Q: What are a few things that you do to help the planet?

A: I am getting an education in international relations and what I want to go into is natural resource management, environmental policy and working on protecting biodiversity. I will also use my vote in the 2020 election by only voting for a candidate who will make us a signatory on the Paris Climate Agreement.

Lauren Remish, first-year psychology major

Q: What are a few things that you do to help the planet?

A: I think that recycling and bringing your own water bottle everywhere and not buying plastic water bottles can help. I carry my own shopping bags when I grocery shop, and since I’m a college student, I do bike everywhere which is really good for the environment.

Ella Sands, first-year political science-public service major

Q: What actions should people implement to protect the planet?

A: Day to day, I think conserving energy and making eco-friendly choices but also taking political actions and encouraging our political leaders to make structural change, because as individuals we don’t have as much power as the system does.

Q: What are a few things that you do to help the planet?

I try to use my bike and public transportation instead of cars, […] turning off the lights, using cold water for laundry and dishes, and I use a reusable water bottle.

Guatam Mathur, fourth-year environmental science and management major

Q: What are a few things that you do to help the planet?

A: I focus a lot on food, personally, because there are a lot of emissions related to food going on in the background. Researching where your food comes from, talking to farmers, going towards local products, cutting down on your meat [intake] can really reduce your carbon footprint, and if all of us do it I think it can have a large effect.

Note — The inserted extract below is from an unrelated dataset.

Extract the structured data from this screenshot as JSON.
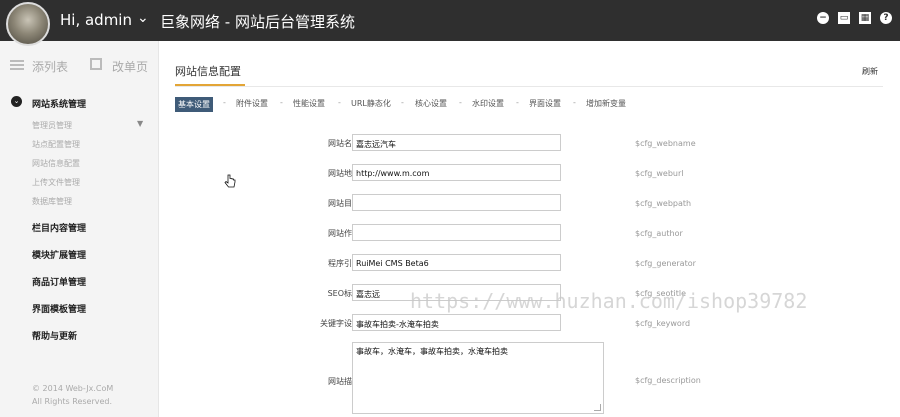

Written by: Katie DeBenedetti — features@theaggie.com


2 Comments on this Post

  1. “Climate crisis” is an ideologically-loaded term that scientists tend to avoid. If you want to be taken seriously as a journalist, you should avoid such ideologically-loaded terms as well, otherwise you’ll be a “pundit” and the world already has too many of those.

  2. Joyce Aguon

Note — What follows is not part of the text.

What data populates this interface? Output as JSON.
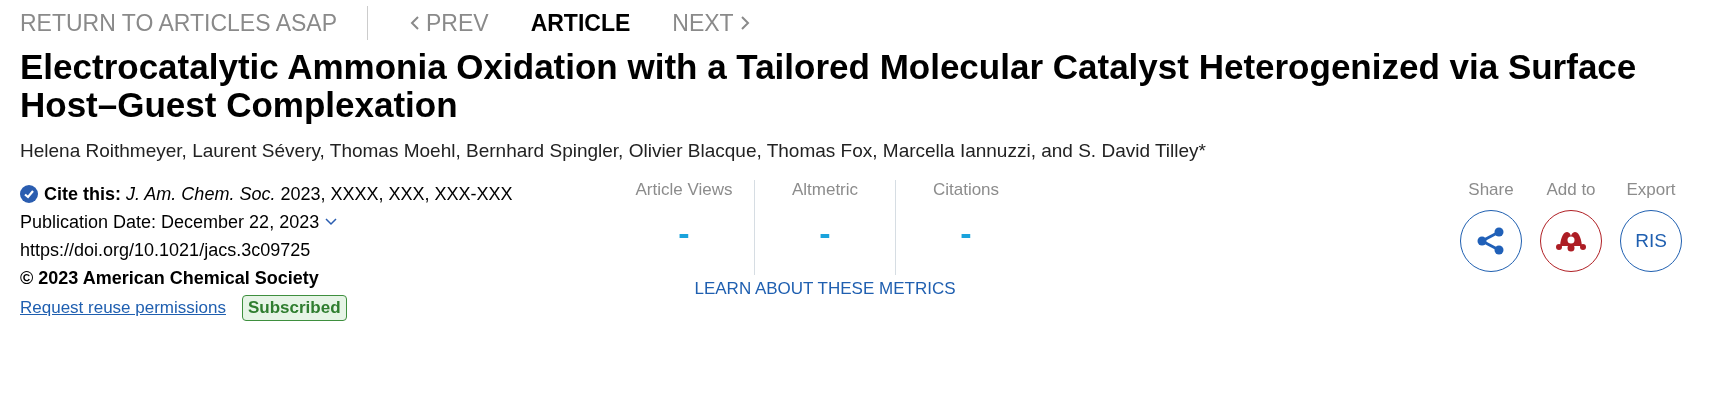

    To Guatam, Ella, Lauren, Alex and Grethe:
    I grew up on an island, never felt hot playing outside – I loved nature. I’m 54 now, and have fond memories of the beautiful island breeze. I lived stateside since I was 19. I returned home many times through out the years, then realized how extremely hot it got, every day on island. I recall thinking I never felt so hot just sitting outside, even in the shade. Then, I noticed, so many islanders, including a relative of mine, would pave their entire property and poured concrete to eliminate the work of bush cutting (the land had lots of coral rocks, not thick grass). Islanders would also cut most trees to get rid of leaves, and pour concrete all over. In addition, many commercial and residential buildings were built, and raw lands destroyed. Years ago, I told people that I personally feel part of the heat increase on island came from heat radiating off all the concrete from buildings and man made ground cover. I’m no biologist, but it’s common sense that heat radiates off concrete, pavements, etc. Here in CA, no matter what county you go to, there are an overwhelming amount of residential buildings going up, as well as commercial buildings, while farm lands are being sold and trees are being cut down for these buildings. Soon, if not already, we’ll have more buildings than farms. Farmers DO feed America! I hope your cause to help educate people, can also bring more attention to what I’m commenting about. Perhaps, your organization can focus on reaching out to law makers, nationwide as well,
    to limit buildings overtaking our environment and causing our planet much harm. Thank you all, for your efforts in saving our planet.

Comments are closed.